Subject: Re: copyright questions
To: Andrew Gillham <email@example.com>
From: Charles M. Hannum <firstname.lastname@example.org>
Date: 06/13/1997 17:35:24
Andrew Gillham writes:
> Just out of curiousity, would "core" accept code from others with
> the same license? If I were to submit my EISA ethernet card driver,
> which is basically two files, would it go into the tree with my
> copyright and license? So I would be getting "credit" in advertising,
> etc for a rather simple contribution. Or, perhaps, someone would
> undertake to re-write my contribution so it became "unencumbered" by
> such a license?
The terms used in the Berkeley license also have the advertising
requirement, so in that sense it's not much different than if you took
the Berkeley license and substituted your own name (which is what a
lot of people do).
The problem here is that the advertising clause was really only
intended for crediting *one* organization. It was never intended (and
is, honestly, somewhat unwieldly) when there are many copyright
holders using the same license terms. This is partly why The NetBSD
Foundation exists; we'd like people to assign copyright to TNF so that
we can get back (or at least closer) to only requiring one
attribution. There are possibly some things we need to work on before
that happens, and developers who are affected by this are welcome to
contact us with suggestions.
But I digress a bit.
The cases you're talking about are a little different, because the
scope of the license terms is different. E.g., if I'm publishing a
CD-ROM, it's unlikely that the cover is going to mention a specific
Ethernet driver, but it's very likely that it will mention that NetBSD

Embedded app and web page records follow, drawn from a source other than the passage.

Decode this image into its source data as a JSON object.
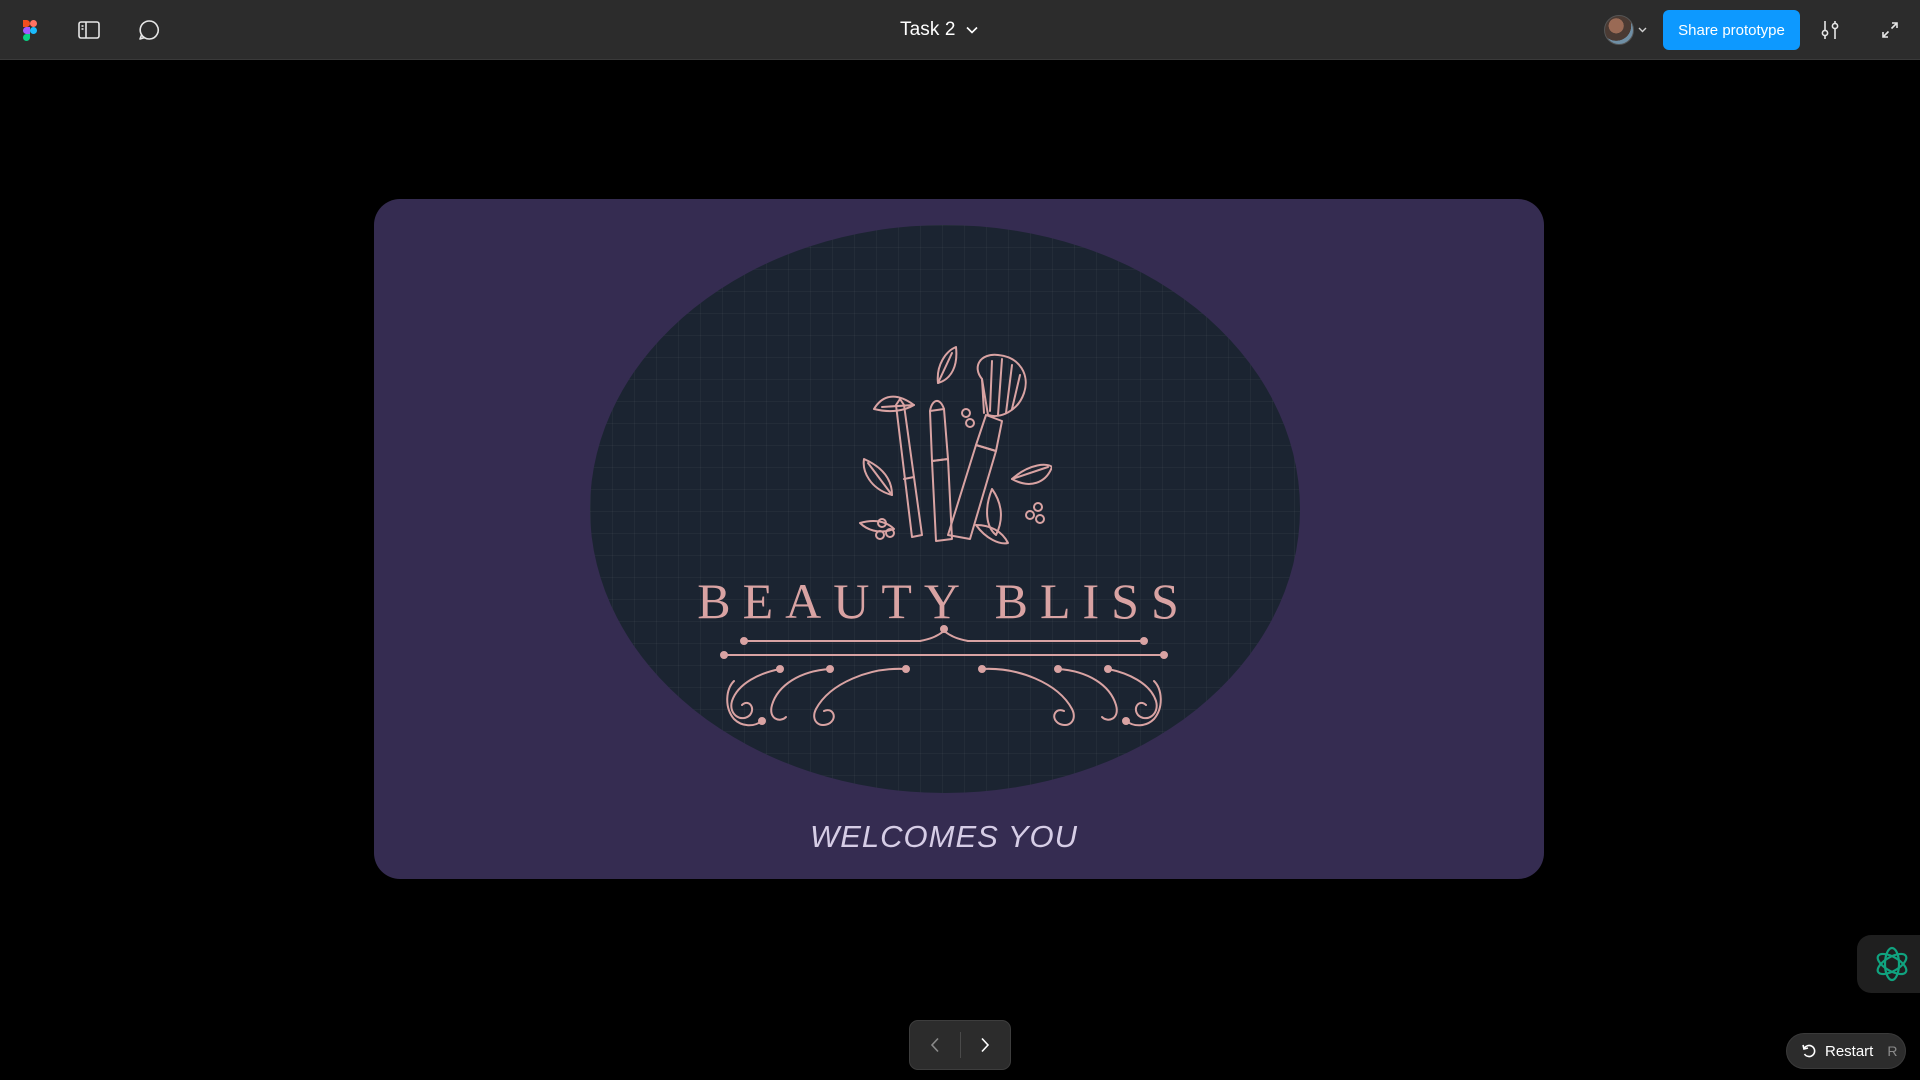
{
  "toolbar": {
    "file_title": "Task 2",
    "share_label": "Share prototype",
    "icons": {
      "logo": "figma-logo-icon",
      "panel": "sidebar-panel-icon",
      "comment": "comment-icon",
      "dropdown": "chevron-down-icon",
      "settings": "settings-sliders-icon",
      "fullscreen": "expand-icon"
    },
    "accent_color": "#0d99ff"
  },
  "frame": {
    "background": "#352c51",
    "oval_color": "#1b2431",
    "brand_name": "BEAUTY BLISS",
    "tagline": "WELCOMES YOU",
    "logo_color": "#d9a3a3"
  },
  "bottom": {
    "prev_icon": "chevron-left-icon",
    "next_icon": "chevron-right-icon",
    "restart_label": "Restart",
    "restart_shortcut": "R"
  }
}
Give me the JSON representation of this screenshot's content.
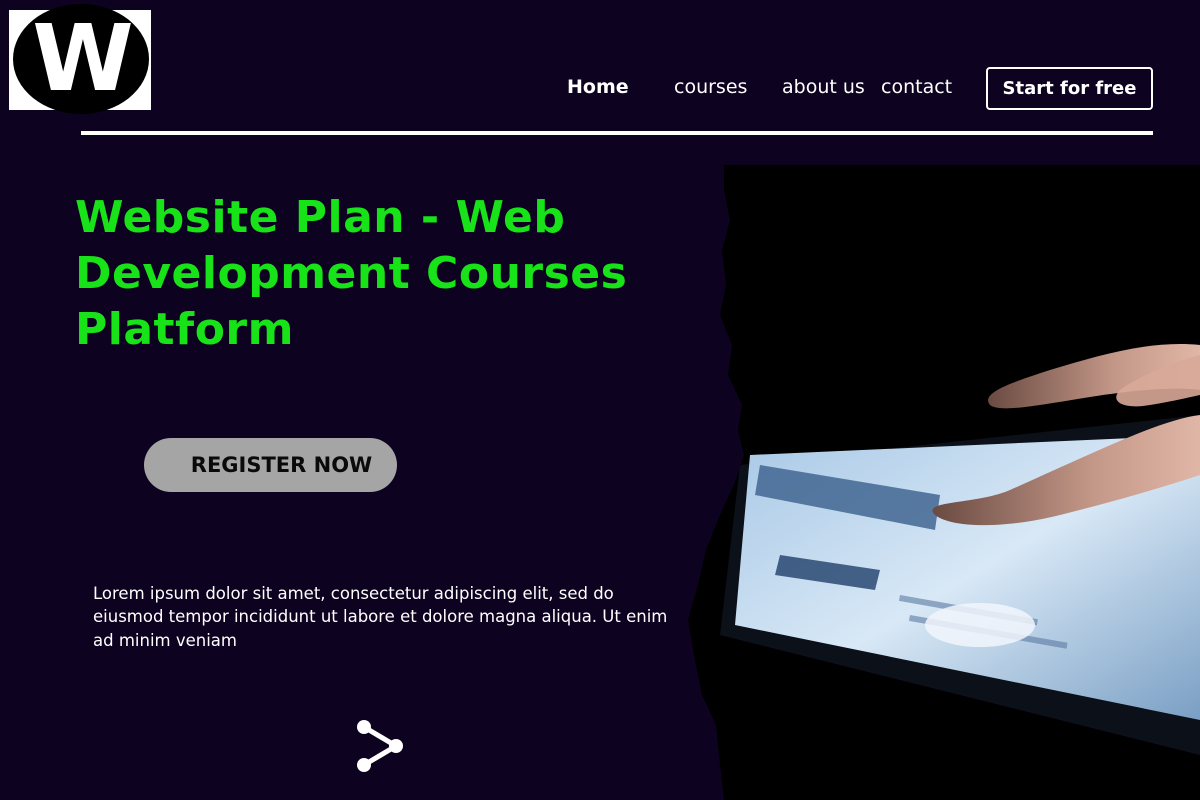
{
  "logo": {
    "letter": "W"
  },
  "nav": {
    "items": [
      {
        "label": "Home",
        "active": true
      },
      {
        "label": "courses"
      },
      {
        "label": "about us"
      },
      {
        "label": "contact"
      }
    ],
    "cta_label": "Start for free"
  },
  "hero": {
    "title": "Website Plan - Web Development Courses Platform",
    "register_label": "REGISTER NOW",
    "description": "Lorem ipsum dolor sit amet, consectetur adipiscing elit, sed do eiusmod tempor incididunt ut labore et dolore magna aliqua. Ut enim ad minim veniam",
    "share_icon": "share-icon",
    "photo": "hand-touching-tablet-image"
  },
  "colors": {
    "background": "#0d0320",
    "title_accent": "#18e318",
    "register_button": "#a5a5a5",
    "text": "#ffffff"
  }
}
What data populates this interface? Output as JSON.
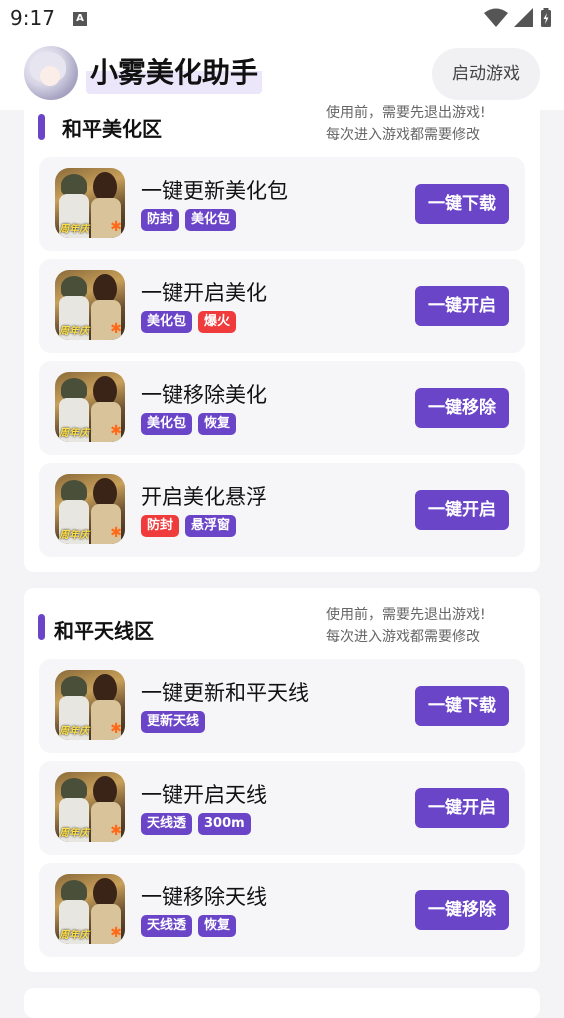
{
  "status_bar": {
    "time": "9:17",
    "left_icon": "A-notification-icon",
    "right_icons": [
      "wifi-icon",
      "signal-icon",
      "battery-charging-icon"
    ]
  },
  "header": {
    "title": "小雾美化助手",
    "launch_button": "启动游戏",
    "avatar_icon": "anime-avatar"
  },
  "colors": {
    "accent": "#6b45c8",
    "danger_tag": "#ef3b3b",
    "card_bg": "#f6f6f8",
    "page_bg": "#f4f4f6"
  },
  "sections": [
    {
      "title": "和平美化区",
      "note_line1": "使用前，需要先退出游戏!",
      "note_line2": "每次进入游戏都需要修改",
      "cards": [
        {
          "title": "一键更新美化包",
          "tags": [
            {
              "text": "防封",
              "color": "purple"
            },
            {
              "text": "美化包",
              "color": "purple"
            }
          ],
          "button": "一键下载"
        },
        {
          "title": "一键开启美化",
          "tags": [
            {
              "text": "美化包",
              "color": "purple"
            },
            {
              "text": "爆火",
              "color": "red"
            }
          ],
          "button": "一键开启"
        },
        {
          "title": "一键移除美化",
          "tags": [
            {
              "text": "美化包",
              "color": "purple"
            },
            {
              "text": "恢复",
              "color": "purple"
            }
          ],
          "button": "一键移除"
        },
        {
          "title": "开启美化悬浮",
          "tags": [
            {
              "text": "防封",
              "color": "red"
            },
            {
              "text": "悬浮窗",
              "color": "purple"
            }
          ],
          "button": "一键开启"
        }
      ]
    },
    {
      "title": "和平天线区",
      "note_line1": "使用前，需要先退出游戏!",
      "note_line2": "每次进入游戏都需要修改",
      "cards": [
        {
          "title": "一键更新和平天线",
          "tags": [
            {
              "text": "更新天线",
              "color": "purple"
            }
          ],
          "button": "一键下载"
        },
        {
          "title": "一键开启天线",
          "tags": [
            {
              "text": "天线透",
              "color": "purple"
            },
            {
              "text": "300m",
              "color": "purple"
            }
          ],
          "button": "一键开启"
        },
        {
          "title": "一键移除天线",
          "tags": [
            {
              "text": "天线透",
              "color": "purple"
            },
            {
              "text": "恢复",
              "color": "purple"
            }
          ],
          "button": "一键移除"
        }
      ]
    }
  ],
  "game_icon_badge": "周年庆"
}
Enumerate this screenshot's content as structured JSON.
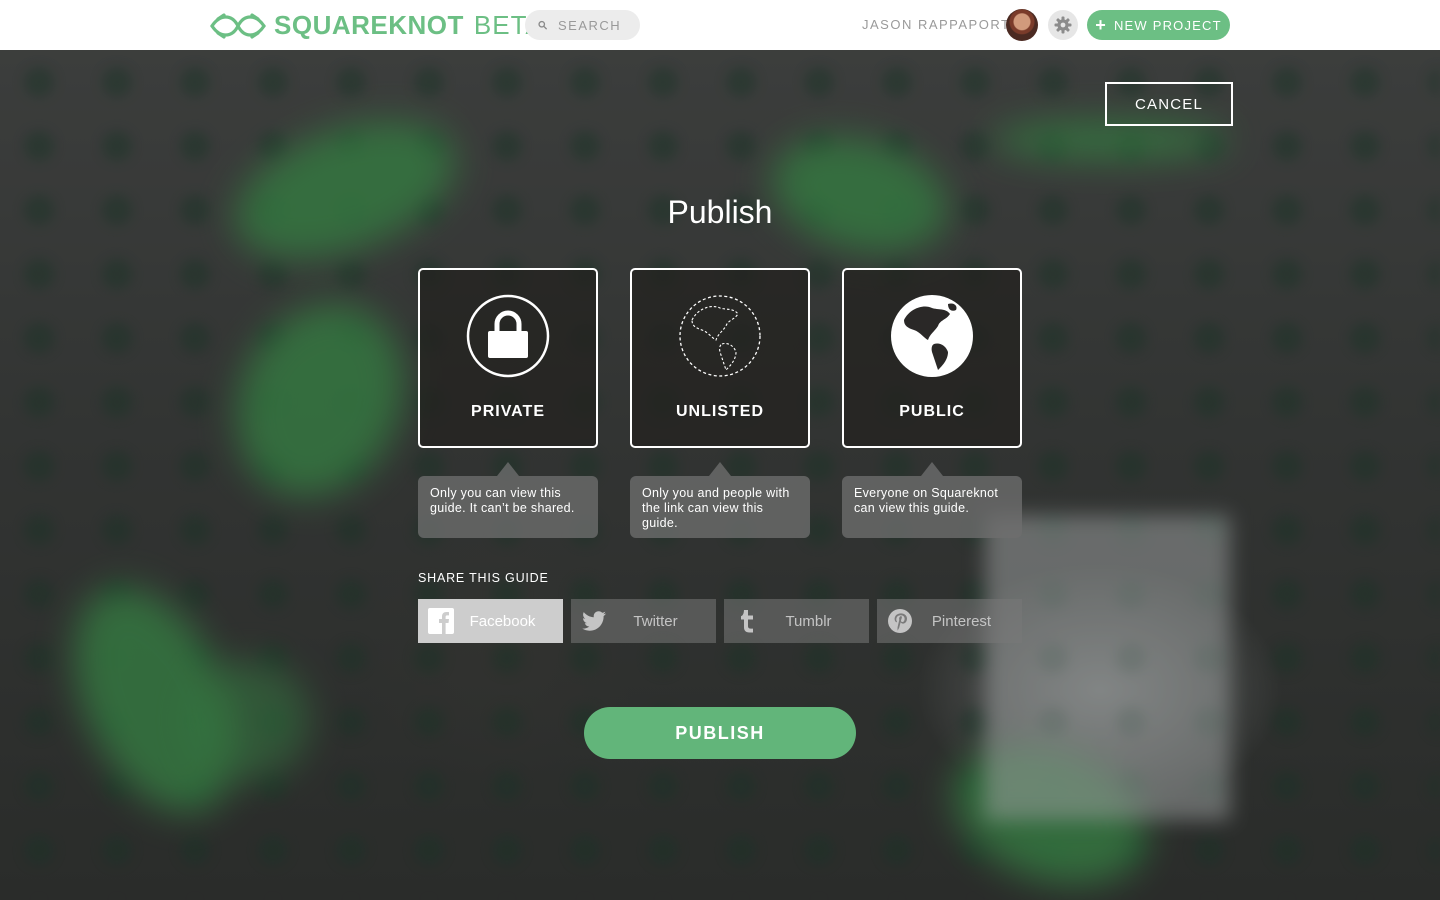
{
  "header": {
    "logo_text": "SQUAREKNOT",
    "logo_suffix": "BETA",
    "search_placeholder": "SEARCH",
    "username": "JASON RAPPAPORT",
    "new_project_label": "NEW PROJECT"
  },
  "dialog": {
    "cancel_label": "CANCEL",
    "title": "Publish",
    "options": [
      {
        "label": "PRIVATE",
        "icon": "lock-icon",
        "description": "Only you can view this guide. It can’t be shared."
      },
      {
        "label": "UNLISTED",
        "icon": "dashed-globe-icon",
        "description": "Only you and people with the link can view this guide."
      },
      {
        "label": "PUBLIC",
        "icon": "globe-icon",
        "description": "Everyone on Squareknot can view this guide."
      }
    ],
    "share_heading": "SHARE THIS GUIDE",
    "share_buttons": [
      {
        "label": "Facebook",
        "icon": "facebook-icon",
        "active": true
      },
      {
        "label": "Twitter",
        "icon": "twitter-icon",
        "active": false
      },
      {
        "label": "Tumblr",
        "icon": "tumblr-icon",
        "active": false
      },
      {
        "label": "Pinterest",
        "icon": "pinterest-icon",
        "active": false
      }
    ],
    "publish_label": "PUBLISH"
  },
  "colors": {
    "brand_green": "#6cbf84",
    "publish_green": "#62b57a",
    "text_white": "#ffffff"
  }
}
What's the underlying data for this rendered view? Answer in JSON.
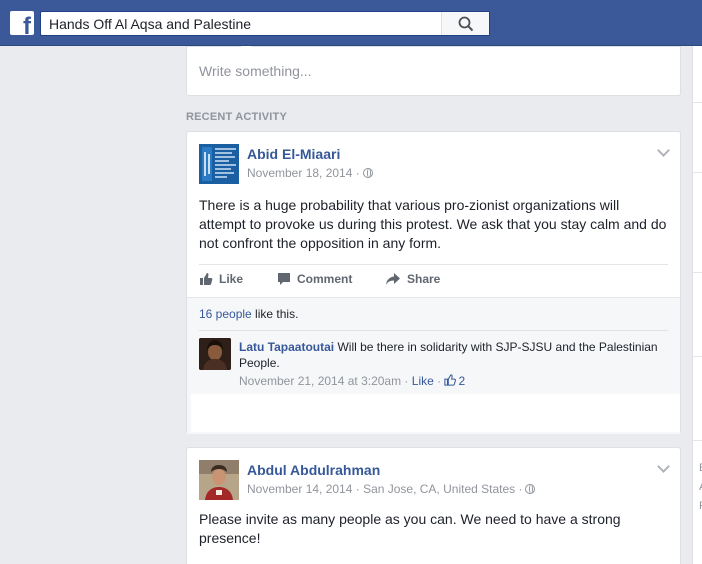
{
  "header": {
    "search_value": "Hands Off Al Aqsa and Palestine"
  },
  "composer": {
    "placeholder": "Write something..."
  },
  "section": {
    "title": "RECENT ACTIVITY"
  },
  "posts": [
    {
      "author": "Abid El-Miaari",
      "date": "November 18, 2014 ·",
      "text": "There is a huge probability that various pro-zionist organizations will attempt to provoke us during this protest. We ask that you stay calm and do not confront the opposition in any form.",
      "actions": {
        "like": "Like",
        "comment": "Comment",
        "share": "Share"
      },
      "likes_count": "16 people",
      "likes_suffix": " like this.",
      "comment": {
        "author": "Latu Tapaatoutai",
        "text": " Will be there in solidarity with SJP-SJSU and the Palestinian People.",
        "time": "November 21, 2014 at 3:20am · ",
        "like": "Like",
        "dot": " · ",
        "like_count": "2"
      }
    },
    {
      "author": "Abdul Abdulrahman",
      "date": "November 14, 2014 · San Jose, CA, United States ·",
      "text": "Please invite as many people as you can. We need to have a strong presence!"
    }
  ],
  "right_column": {
    "letters": [
      "E",
      "A",
      "F"
    ]
  },
  "colors": {
    "brand": "#3b5998",
    "link": "#365899",
    "muted": "#90949c",
    "background": "#e9ebee"
  },
  "icons": [
    "facebook-logo-icon",
    "search-icon",
    "globe-icon",
    "chevron-down-icon",
    "like-icon",
    "comment-icon",
    "share-icon",
    "thumbs-up-icon"
  ]
}
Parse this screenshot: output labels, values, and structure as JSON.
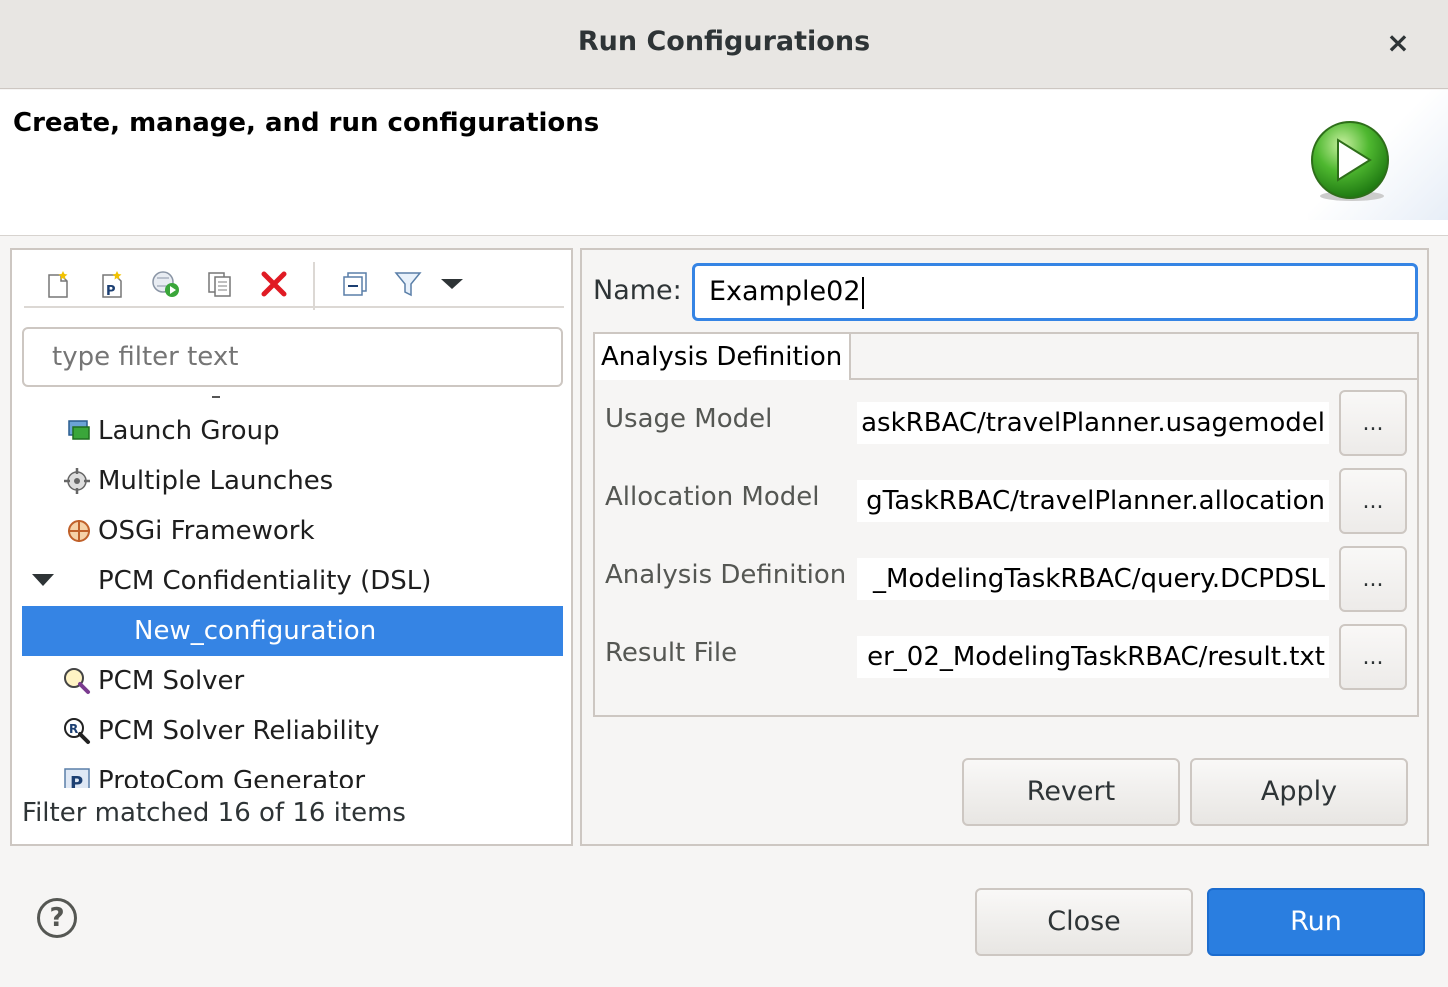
{
  "window": {
    "title": "Run Configurations",
    "close_glyph": "×"
  },
  "header": {
    "heading": "Create, manage, and run configurations",
    "icon": "run-icon"
  },
  "toolbar": {
    "icons": [
      "new-configuration-icon",
      "new-prototype-icon",
      "export-icon",
      "duplicate-icon",
      "delete-icon",
      "collapse-all-icon",
      "filter-icon",
      "view-menu-icon"
    ]
  },
  "filter": {
    "placeholder": "type filter text"
  },
  "tree": {
    "items": [
      {
        "label": "Launch Group",
        "icon": "launch-group-icon"
      },
      {
        "label": "Multiple Launches",
        "icon": "multiple-launches-icon"
      },
      {
        "label": "OSGi Framework",
        "icon": "osgi-icon"
      },
      {
        "label": "PCM Confidentiality (DSL)",
        "expanded": true
      },
      {
        "label": "New_configuration",
        "selected": true
      },
      {
        "label": "PCM Solver",
        "icon": "pcm-solver-icon"
      },
      {
        "label": "PCM Solver Reliability",
        "icon": "pcm-reliability-icon"
      },
      {
        "label": "ProtoCom Generator",
        "icon": "protocom-icon"
      }
    ]
  },
  "status": "Filter matched 16 of 16 items",
  "config": {
    "name_label": "Name:",
    "name_value": "Example02",
    "tab_label": "Analysis Definition",
    "fields": [
      {
        "label": "Usage Model",
        "value": "askRBAC/travelPlanner.usagemodel",
        "button": "..."
      },
      {
        "label": "Allocation Model",
        "value": "gTaskRBAC/travelPlanner.allocation",
        "button": "..."
      },
      {
        "label": "Analysis Definition",
        "value": "_ModelingTaskRBAC/query.DCPDSL",
        "button": "..."
      },
      {
        "label": "Result File",
        "value": "er_02_ModelingTaskRBAC/result.txt",
        "button": "..."
      }
    ],
    "revert_label": "Revert",
    "apply_label": "Apply"
  },
  "footer": {
    "help_glyph": "?",
    "close_label": "Close",
    "run_label": "Run"
  },
  "colors": {
    "accent": "#3584e4",
    "run_button": "#2a7ee0",
    "delete_icon": "#e01b24"
  }
}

runs on Alphas. This is advertising material. Given the license
terms, even the original Berkeley license terms, this requires me to
include the attribution for Chris, but *not* for you, somewhere on the
cover. Indeed, it's not clear that any of the vendors of NetBSD,
FreeBSD, or OpenBSD CD-ROMs are actually obeying the letter of all the
license terms, or that they *can*. This is a real problem, and
something I'd like to get fixed.
(Some people have come up with the vague excuse that it can be in the
booklet or even on the disc, but a consumer isn't going to see this
unless they've already bought the disc, so that simply can't count as
part of the adveertising material.)
FWIW, I objected to Chris's new terms, and went to significant pains
to eliminate even larger problems than Phil suggests might still be
present. (E.g., it originally required a seperate `This product
includes ...' line for *each* file, which would have essentially
required every consumer of the code to negotiate a waiver.) But I
don't set the policy by myself.